On the night of September 30, violent confrontation exploded between the 2,000 protesters and 500 federal troops sent by President Kennedy to protect Meredith and enforce the court's ruling. Two people were killed, a car was burned, and over 100 federal troops were wounded in the riot. Shots fired from the crowd injured 28, knocked out windows, and left bullet holes in the university's famous Lyceum. Federal marshals eventually brought the crowd under control, but this event, the battle of Ole Miss, shocked the nation and left indelible physical and emotional scars on the university.
The university opted to leave the bullet holes visible in the walls of the Lyceum, foreboding reminders of the violence that occurred there. On October 1, 1962, James Meredith successfully enrolled at the university, becoming the first African American to do so and marking a milestone in the civil rights movement. He would go on to graduate from the university, guarded constantly by a team of federal troops. This photograph of his graduation is in the collection of the National Museum of African American History and Culture.
The 50th anniversary of Meredith's integration fell during my senior year at Ole Miss in 2012, and the university planned a series of events and talks to discuss the lasting impact of the events of 1962, several of which I attended. The University's Sally McDonnell Barksdale Honors College hosted Attorney General Eric Holder, who spoke eloquently about the role the Department of Justice played in 1962 as well as its contemporary efforts to advance civil rights, and many of my history professors took out special time from their classes to discuss what happened and share their research on the subject.

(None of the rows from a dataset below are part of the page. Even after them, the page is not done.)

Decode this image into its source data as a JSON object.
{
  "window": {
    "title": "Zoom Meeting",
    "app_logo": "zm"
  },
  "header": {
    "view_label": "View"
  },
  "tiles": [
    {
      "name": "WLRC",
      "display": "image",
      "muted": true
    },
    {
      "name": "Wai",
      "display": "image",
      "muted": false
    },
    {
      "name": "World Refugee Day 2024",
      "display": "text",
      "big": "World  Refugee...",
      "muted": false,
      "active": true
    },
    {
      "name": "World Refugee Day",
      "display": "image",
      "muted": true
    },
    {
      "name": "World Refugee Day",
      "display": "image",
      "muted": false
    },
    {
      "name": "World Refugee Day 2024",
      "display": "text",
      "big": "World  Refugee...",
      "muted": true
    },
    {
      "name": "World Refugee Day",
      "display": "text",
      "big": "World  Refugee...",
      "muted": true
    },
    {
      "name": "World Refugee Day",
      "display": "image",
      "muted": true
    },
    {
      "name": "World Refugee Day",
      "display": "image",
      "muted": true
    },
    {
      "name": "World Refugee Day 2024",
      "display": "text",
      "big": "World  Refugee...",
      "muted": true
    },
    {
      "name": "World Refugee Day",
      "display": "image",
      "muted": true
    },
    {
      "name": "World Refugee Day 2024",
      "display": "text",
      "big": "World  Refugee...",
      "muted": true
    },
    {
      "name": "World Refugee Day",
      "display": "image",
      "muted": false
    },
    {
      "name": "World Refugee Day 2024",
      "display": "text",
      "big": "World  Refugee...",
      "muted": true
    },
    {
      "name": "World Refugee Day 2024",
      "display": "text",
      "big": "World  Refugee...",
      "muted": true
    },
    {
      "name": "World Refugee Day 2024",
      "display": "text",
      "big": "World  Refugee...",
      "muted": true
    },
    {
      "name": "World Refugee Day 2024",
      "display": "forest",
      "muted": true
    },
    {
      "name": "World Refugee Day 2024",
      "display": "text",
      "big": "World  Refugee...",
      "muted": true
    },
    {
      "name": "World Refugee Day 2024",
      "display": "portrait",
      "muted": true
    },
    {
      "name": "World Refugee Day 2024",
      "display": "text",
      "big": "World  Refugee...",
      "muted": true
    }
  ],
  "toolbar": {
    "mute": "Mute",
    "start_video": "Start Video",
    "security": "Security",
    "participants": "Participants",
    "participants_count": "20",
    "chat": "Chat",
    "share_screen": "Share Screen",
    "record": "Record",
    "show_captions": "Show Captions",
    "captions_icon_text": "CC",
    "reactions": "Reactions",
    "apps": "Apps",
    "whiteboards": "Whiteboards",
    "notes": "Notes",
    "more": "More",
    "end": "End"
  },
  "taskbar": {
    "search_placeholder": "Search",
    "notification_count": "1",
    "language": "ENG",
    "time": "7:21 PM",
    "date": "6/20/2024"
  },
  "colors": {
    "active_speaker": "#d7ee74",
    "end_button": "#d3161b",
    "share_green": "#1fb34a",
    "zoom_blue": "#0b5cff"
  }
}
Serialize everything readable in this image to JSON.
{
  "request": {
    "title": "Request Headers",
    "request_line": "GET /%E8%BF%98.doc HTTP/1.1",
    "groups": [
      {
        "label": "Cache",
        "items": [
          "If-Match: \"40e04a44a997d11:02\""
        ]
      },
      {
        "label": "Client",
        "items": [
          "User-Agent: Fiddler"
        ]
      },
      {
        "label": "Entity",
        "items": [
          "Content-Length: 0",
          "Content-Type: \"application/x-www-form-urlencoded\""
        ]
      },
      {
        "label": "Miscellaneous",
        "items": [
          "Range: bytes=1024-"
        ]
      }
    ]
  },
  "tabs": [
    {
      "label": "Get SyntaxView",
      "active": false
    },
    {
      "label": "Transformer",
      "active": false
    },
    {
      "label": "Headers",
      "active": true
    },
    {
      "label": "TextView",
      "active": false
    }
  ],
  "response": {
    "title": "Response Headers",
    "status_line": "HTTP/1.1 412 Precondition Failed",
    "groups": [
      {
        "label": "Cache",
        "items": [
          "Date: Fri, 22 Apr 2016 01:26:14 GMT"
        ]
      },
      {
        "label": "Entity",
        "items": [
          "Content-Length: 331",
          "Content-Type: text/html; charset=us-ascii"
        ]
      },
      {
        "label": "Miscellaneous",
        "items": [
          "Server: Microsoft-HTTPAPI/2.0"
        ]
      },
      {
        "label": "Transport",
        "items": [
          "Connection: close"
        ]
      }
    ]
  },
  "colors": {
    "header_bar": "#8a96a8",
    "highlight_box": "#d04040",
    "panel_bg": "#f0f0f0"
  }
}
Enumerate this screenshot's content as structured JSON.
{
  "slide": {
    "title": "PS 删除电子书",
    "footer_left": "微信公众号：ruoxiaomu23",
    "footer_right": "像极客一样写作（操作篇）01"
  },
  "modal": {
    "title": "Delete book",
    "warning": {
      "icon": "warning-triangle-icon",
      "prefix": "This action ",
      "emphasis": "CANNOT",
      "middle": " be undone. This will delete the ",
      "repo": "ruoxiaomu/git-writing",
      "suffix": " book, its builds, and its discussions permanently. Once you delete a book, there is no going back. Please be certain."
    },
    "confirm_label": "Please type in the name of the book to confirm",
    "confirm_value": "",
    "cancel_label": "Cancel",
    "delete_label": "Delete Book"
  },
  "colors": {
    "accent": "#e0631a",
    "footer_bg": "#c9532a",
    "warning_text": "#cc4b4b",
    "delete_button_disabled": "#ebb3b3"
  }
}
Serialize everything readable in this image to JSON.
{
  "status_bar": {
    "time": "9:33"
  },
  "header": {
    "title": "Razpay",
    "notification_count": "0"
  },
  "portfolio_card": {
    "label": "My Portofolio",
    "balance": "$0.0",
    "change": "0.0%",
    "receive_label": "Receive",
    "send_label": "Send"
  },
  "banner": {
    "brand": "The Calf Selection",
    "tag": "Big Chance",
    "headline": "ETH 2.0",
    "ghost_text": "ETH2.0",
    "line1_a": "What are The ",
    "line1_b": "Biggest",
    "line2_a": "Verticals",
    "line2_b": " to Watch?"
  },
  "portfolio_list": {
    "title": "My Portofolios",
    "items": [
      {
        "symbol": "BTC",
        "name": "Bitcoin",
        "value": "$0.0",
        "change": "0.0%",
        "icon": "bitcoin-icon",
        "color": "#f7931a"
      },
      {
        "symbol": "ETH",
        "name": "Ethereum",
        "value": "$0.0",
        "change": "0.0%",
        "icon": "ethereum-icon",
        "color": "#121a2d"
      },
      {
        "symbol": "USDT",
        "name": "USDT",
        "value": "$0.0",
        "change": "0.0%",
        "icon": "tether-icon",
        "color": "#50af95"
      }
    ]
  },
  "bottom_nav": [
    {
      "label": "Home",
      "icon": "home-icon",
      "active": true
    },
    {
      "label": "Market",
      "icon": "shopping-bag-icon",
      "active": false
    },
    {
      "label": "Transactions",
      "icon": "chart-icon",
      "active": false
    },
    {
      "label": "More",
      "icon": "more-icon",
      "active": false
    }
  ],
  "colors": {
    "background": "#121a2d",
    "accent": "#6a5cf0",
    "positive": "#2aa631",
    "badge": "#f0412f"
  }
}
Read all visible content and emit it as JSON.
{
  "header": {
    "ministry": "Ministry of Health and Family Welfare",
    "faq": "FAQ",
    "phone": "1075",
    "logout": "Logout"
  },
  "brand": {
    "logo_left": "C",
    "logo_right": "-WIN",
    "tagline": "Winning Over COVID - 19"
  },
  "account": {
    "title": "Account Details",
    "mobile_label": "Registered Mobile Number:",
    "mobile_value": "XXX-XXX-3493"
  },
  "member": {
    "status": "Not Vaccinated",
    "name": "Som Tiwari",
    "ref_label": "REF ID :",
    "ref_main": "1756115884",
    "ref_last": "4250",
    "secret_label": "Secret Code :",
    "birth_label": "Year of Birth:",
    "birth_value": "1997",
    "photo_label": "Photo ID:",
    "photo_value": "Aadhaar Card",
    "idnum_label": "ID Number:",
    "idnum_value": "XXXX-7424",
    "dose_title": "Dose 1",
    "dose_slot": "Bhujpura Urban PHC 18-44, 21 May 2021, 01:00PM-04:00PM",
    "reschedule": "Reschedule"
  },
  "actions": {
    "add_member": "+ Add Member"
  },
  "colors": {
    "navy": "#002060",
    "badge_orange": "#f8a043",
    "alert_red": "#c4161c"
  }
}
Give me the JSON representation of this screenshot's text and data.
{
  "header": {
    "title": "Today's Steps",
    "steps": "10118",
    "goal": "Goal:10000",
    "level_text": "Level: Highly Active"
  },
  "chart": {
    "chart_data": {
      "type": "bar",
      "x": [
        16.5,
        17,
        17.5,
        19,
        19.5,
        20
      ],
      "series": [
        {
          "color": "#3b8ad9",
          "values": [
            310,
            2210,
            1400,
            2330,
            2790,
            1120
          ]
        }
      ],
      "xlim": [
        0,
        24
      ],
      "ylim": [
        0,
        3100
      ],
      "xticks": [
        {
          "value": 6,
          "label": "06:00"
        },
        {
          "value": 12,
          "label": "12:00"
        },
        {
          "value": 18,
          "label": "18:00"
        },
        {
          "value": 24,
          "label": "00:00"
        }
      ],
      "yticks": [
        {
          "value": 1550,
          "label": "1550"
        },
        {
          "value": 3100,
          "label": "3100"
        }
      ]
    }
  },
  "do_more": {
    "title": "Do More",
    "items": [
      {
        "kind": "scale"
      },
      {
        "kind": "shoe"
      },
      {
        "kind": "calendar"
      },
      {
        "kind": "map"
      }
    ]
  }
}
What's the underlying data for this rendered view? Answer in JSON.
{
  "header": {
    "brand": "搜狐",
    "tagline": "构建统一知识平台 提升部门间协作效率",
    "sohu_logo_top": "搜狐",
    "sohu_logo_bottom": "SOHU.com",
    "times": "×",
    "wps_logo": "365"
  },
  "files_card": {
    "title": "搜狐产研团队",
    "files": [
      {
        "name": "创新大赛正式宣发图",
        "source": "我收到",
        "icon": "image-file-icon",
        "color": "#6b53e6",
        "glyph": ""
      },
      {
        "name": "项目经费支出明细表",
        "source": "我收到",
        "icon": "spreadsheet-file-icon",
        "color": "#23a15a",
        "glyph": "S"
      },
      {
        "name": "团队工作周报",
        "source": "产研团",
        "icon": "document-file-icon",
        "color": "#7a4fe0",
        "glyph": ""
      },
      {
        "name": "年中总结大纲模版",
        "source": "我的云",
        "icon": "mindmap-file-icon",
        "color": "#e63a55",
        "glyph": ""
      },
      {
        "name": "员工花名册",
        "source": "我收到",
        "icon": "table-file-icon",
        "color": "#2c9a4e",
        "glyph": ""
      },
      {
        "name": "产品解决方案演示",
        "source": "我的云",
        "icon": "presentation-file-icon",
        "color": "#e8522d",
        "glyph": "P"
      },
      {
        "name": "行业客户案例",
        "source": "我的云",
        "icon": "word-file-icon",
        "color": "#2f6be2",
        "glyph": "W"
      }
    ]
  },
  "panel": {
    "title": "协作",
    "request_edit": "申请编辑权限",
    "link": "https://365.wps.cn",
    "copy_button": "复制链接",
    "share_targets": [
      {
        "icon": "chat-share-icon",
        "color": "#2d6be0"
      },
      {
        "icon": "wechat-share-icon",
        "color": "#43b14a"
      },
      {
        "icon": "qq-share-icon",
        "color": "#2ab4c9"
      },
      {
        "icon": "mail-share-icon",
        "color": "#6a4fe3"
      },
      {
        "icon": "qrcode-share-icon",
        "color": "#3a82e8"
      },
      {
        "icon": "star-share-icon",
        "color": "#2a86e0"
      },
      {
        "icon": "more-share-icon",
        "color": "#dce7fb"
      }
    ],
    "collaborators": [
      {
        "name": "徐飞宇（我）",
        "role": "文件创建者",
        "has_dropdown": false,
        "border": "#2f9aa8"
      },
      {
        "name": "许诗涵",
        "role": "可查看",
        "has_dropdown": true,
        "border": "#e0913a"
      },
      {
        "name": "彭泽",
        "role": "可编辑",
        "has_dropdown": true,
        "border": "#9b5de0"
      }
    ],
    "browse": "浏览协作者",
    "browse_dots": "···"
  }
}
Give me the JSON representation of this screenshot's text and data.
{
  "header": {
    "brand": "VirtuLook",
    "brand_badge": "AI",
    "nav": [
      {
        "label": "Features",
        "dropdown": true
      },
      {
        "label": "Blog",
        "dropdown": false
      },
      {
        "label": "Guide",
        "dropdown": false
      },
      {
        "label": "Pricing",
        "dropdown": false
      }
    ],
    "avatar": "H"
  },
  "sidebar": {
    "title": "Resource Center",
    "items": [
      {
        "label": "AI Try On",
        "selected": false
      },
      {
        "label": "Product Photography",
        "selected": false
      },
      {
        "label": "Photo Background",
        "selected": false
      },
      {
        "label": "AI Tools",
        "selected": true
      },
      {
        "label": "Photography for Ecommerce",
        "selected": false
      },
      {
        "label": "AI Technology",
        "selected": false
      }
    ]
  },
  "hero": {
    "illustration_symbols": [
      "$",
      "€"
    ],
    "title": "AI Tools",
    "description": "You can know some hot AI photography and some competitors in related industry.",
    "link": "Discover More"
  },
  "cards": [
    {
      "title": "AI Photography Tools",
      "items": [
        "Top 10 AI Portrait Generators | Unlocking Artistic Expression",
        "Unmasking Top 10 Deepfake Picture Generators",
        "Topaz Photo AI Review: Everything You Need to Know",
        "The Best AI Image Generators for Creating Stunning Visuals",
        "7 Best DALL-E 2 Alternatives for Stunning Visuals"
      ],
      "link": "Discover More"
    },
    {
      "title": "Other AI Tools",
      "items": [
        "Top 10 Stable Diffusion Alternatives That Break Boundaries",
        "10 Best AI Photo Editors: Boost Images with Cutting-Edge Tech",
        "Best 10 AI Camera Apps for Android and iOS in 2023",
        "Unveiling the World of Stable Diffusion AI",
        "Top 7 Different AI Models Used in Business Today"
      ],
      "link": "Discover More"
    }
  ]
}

The most moving moment for me, though, came in a speech given by chancellor Dan Jones, in which he spoke about the importance of acknowledging the events of 1962, commemorating Meredith, and not letting the tragic events that occurred on campus be forgotten in a way that made me proud to be a student and now graduate of the University of Mississippi.
Moving forward with the lessons of James Meredith and my education at Ole Miss, this fall I am continuing my education in civil rights movement history at the museum as preparation to host the National Youth Summit on Freedom Summer on February 5, 2014. The program will be an opportunity for young people nationwide to commemorate the challenges and sacrifices of civil rights movement veterans and ordinary Mississippians in the ongoing fight for social justice.
Harry Clarke is a Freedom School Scholar and a recent graduate of the University of Mississippi. Teachers, don't forget to pre-register for the National Youth Summit on Freedom Summer.